Poetry: The Mother’s Hand

A wandering orphan child was I— Meanly, at the best, attired;
For oh ! my mother scarce could buy 
The common food each week required;
But when the anxious day had fled. 
It seemed to be her dearest joy,To press her pale hand on my head,
And pray that God would guide her boy.
More each winter, Stern suffering brought her to decay;
And then an Angel passed her door, And bore her lingering soul away!
I did  know not what grief is , until I  knelt by a dying bed;
All other woe on earth is brief, Save that which weeps a mother dead.

A seaman’s life was soon my lot, ‘Mid reckless deeds—and desperate men!
But still I never quite forgot The prayer I ne’er should hear again,
And oft, when half induced to tread Such paths as unto sin decoy,
I’ve felt her soft hand press my head, And that soft touch hath saved her boy.

Though hard their mockery to receive, Who ne’er themselves ‘gainst sin had striv’n,
Her whom on earth I dared not grieve, I could not —would not—grieve in heaven;
And thus from many an action dread, Too dark for human eyes to scan;
The same fond hand upon my head That blessed the boy—hath saved the woeful man!

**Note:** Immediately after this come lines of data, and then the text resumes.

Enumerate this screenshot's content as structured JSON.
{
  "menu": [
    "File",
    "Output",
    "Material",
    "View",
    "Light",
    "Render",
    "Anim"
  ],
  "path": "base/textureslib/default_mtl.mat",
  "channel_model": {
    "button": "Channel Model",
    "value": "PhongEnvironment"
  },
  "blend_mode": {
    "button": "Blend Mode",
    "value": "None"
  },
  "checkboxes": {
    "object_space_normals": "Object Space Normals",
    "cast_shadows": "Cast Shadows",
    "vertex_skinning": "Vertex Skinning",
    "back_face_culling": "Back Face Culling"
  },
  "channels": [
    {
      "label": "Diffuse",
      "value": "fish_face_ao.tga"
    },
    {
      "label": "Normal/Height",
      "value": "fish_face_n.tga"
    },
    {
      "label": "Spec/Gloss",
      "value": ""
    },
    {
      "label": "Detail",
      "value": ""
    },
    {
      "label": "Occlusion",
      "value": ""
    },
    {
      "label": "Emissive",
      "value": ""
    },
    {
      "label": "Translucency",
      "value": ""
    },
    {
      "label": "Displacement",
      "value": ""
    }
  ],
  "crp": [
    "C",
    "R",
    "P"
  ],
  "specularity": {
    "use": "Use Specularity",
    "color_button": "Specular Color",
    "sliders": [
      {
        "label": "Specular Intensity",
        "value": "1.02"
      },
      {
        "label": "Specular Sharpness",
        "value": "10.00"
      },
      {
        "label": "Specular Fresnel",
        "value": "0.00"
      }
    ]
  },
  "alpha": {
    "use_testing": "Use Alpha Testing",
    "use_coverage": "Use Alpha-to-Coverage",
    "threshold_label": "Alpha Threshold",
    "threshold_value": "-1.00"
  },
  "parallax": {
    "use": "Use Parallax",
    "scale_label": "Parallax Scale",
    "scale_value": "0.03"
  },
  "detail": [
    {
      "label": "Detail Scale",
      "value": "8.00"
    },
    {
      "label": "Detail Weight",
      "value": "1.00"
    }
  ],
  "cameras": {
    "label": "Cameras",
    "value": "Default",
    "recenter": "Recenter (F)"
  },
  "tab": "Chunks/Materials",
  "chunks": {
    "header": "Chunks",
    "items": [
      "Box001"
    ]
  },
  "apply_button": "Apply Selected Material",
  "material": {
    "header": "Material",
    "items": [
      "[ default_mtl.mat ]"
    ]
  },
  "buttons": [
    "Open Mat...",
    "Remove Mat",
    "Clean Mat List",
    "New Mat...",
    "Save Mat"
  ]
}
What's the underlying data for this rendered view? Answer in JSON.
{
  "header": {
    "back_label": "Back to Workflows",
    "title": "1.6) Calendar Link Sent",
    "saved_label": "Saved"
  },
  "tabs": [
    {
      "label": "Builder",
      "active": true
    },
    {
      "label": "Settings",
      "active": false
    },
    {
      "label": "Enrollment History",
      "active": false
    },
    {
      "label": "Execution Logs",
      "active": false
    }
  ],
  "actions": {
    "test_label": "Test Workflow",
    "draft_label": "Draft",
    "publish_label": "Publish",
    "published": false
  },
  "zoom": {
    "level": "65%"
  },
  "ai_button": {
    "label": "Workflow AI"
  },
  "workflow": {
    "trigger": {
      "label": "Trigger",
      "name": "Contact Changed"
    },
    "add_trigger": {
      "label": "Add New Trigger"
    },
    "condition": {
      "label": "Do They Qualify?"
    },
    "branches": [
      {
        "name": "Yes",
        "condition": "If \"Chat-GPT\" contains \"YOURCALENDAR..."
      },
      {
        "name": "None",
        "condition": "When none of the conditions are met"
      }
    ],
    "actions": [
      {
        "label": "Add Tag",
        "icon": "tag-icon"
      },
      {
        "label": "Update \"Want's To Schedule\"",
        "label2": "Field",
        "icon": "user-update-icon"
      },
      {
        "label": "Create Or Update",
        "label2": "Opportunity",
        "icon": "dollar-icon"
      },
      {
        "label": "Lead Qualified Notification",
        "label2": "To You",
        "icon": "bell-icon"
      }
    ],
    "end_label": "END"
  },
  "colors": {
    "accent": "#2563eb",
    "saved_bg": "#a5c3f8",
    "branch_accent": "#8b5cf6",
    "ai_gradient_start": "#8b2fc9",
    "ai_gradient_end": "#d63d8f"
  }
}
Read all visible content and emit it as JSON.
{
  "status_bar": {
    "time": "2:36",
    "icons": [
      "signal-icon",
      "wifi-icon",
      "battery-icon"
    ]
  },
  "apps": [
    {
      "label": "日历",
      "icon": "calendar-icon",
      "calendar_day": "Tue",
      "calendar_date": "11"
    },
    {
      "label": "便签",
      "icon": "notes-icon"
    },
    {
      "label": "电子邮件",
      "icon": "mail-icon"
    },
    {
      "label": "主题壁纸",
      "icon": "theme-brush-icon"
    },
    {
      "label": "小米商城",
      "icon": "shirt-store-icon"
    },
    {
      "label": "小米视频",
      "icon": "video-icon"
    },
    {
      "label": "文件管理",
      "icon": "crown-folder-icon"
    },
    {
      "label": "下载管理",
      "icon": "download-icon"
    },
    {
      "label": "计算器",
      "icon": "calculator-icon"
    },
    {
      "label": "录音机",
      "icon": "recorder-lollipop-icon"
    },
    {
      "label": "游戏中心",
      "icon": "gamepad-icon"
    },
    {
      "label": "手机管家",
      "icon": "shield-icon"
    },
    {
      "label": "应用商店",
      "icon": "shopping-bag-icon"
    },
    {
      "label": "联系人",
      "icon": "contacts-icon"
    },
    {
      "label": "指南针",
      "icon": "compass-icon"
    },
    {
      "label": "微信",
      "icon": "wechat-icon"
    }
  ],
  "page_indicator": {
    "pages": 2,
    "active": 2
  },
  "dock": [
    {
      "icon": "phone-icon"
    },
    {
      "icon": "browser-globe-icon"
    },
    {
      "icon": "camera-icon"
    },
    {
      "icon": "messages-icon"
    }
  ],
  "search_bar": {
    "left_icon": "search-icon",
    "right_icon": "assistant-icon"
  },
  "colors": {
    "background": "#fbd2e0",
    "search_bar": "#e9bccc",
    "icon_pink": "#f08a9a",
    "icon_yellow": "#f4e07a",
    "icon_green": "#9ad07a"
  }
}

— published 1855 in the California Farmer & Journal of Useful Sciences.